[Excerpts from an interface dataset]
# # # #

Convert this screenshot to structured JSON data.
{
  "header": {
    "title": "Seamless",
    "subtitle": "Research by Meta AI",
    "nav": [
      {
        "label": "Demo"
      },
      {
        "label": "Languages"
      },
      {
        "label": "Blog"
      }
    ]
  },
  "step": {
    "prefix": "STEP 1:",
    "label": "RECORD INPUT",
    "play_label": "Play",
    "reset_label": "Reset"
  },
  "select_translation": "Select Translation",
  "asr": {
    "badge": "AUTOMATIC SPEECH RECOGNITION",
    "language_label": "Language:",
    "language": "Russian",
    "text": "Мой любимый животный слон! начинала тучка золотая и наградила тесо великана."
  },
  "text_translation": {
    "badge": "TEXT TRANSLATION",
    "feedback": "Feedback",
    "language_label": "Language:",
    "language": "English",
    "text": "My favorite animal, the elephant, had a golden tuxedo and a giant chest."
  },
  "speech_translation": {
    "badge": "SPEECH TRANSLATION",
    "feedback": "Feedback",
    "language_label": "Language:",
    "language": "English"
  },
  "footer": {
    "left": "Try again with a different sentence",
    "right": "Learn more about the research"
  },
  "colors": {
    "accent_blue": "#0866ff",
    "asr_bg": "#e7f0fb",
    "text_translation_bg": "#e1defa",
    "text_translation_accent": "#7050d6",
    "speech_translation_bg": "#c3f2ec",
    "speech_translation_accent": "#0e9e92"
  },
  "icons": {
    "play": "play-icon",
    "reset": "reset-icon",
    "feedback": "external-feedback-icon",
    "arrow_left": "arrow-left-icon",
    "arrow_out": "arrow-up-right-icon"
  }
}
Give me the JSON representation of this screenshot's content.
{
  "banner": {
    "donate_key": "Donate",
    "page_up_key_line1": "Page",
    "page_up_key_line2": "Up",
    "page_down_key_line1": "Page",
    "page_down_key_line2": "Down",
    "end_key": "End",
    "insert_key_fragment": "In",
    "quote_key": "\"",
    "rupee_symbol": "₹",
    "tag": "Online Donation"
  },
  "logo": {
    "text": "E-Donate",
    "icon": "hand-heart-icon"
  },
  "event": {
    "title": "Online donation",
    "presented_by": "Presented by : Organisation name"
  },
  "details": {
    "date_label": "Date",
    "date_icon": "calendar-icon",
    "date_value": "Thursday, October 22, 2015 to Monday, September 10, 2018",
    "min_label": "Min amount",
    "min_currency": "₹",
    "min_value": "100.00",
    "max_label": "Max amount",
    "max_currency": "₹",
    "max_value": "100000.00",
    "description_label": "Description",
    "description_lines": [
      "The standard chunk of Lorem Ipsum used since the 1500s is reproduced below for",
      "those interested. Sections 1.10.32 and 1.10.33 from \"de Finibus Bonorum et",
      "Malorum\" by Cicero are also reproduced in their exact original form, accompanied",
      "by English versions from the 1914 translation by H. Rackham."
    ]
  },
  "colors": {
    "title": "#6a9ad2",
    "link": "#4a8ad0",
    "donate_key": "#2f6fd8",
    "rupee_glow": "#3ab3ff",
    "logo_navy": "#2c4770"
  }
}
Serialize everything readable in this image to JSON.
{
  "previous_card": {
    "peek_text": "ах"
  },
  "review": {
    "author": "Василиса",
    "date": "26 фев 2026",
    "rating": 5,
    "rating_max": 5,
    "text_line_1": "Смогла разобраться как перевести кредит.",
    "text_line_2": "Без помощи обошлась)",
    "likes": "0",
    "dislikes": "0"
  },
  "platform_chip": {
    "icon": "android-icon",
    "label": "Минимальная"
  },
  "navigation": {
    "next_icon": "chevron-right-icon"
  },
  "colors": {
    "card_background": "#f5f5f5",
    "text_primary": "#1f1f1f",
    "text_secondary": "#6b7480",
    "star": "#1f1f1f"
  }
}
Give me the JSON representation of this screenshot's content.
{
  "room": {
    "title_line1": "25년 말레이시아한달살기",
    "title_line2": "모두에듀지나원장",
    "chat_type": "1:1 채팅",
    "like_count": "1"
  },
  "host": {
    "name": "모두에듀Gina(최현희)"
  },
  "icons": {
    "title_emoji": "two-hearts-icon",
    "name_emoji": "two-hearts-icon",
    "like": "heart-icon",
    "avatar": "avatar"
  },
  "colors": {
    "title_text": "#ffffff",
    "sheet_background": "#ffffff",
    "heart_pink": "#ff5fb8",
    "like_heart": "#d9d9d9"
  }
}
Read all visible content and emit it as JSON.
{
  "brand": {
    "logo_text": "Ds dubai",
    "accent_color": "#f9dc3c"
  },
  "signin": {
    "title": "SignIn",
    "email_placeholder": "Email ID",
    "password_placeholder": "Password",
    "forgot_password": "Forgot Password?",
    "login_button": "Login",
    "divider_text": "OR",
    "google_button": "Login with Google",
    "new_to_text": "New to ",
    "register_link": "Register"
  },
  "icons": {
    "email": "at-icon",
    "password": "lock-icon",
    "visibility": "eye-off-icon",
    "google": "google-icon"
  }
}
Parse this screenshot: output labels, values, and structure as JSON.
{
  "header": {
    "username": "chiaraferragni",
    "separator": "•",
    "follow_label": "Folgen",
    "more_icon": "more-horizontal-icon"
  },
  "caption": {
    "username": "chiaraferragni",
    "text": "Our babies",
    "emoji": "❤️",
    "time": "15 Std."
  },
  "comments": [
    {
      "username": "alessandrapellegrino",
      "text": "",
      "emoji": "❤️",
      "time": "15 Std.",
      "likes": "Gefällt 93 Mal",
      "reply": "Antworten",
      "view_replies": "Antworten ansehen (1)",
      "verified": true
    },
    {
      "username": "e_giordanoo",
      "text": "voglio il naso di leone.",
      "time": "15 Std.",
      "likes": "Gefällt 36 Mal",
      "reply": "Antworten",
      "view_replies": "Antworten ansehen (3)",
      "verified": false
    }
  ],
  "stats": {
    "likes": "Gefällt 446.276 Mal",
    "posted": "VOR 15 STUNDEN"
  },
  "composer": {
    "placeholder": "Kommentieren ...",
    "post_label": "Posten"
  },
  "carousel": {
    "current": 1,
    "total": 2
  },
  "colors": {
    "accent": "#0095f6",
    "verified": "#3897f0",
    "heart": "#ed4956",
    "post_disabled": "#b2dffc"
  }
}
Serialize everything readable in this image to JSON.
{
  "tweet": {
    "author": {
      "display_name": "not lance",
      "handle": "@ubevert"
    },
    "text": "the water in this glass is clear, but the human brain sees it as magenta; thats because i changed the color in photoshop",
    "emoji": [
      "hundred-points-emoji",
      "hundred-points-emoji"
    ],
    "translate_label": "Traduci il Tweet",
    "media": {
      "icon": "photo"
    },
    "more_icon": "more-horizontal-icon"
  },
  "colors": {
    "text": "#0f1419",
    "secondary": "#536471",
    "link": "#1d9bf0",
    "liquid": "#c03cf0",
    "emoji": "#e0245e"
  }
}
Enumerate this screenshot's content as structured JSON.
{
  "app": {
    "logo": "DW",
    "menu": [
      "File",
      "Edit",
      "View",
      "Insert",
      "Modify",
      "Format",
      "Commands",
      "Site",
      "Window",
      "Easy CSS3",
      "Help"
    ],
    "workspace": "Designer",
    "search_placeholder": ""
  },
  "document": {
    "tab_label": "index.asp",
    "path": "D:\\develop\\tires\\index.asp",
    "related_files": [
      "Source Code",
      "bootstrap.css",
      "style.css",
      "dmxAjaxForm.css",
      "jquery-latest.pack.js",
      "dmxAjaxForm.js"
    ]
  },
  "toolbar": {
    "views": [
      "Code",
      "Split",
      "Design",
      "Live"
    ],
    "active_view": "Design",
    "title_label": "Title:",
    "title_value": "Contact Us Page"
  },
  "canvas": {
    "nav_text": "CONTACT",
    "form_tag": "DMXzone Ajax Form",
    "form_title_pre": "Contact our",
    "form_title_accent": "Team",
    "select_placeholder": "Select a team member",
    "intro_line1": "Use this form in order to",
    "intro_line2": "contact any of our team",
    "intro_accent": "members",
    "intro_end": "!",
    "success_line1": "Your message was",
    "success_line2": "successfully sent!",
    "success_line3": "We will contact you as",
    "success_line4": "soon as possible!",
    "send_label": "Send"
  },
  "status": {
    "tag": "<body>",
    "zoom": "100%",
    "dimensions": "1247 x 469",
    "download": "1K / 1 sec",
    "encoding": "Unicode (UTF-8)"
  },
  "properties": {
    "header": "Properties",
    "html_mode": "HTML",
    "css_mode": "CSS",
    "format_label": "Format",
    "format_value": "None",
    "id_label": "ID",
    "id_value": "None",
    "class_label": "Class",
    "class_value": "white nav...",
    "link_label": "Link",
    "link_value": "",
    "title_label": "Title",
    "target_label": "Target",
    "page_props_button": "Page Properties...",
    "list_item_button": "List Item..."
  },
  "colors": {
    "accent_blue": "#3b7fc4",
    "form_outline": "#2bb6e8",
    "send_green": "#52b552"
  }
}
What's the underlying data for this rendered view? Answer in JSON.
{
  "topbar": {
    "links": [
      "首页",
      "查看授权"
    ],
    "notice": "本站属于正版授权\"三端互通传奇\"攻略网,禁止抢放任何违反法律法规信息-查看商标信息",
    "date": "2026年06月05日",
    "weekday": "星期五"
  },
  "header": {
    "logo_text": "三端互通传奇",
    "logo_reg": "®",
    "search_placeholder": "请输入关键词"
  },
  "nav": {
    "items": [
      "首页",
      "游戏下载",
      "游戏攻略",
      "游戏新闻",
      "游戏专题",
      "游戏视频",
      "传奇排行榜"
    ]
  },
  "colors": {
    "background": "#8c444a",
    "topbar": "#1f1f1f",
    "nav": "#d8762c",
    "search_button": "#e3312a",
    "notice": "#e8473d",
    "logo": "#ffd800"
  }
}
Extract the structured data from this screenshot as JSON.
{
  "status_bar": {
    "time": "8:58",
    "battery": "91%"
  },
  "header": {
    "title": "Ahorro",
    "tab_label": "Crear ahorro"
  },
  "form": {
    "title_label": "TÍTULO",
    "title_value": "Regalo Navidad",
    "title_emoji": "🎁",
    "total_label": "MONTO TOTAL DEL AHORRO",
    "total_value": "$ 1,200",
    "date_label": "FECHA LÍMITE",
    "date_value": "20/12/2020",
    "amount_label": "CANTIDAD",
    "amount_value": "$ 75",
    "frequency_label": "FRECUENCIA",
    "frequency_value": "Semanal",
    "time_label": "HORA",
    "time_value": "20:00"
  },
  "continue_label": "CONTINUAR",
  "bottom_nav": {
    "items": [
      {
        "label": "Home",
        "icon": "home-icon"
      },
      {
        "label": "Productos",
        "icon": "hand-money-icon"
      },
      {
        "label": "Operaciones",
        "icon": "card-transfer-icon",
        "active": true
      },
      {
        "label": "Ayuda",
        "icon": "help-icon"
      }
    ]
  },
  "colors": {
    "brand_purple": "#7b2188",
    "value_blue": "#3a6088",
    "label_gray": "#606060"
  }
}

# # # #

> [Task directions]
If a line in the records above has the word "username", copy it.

> [Task output]
    "username": "chiaraferragni",
    "username": "chiaraferragni",
      "username": "alessandrapellegrino",
      "username": "e_giordanoo",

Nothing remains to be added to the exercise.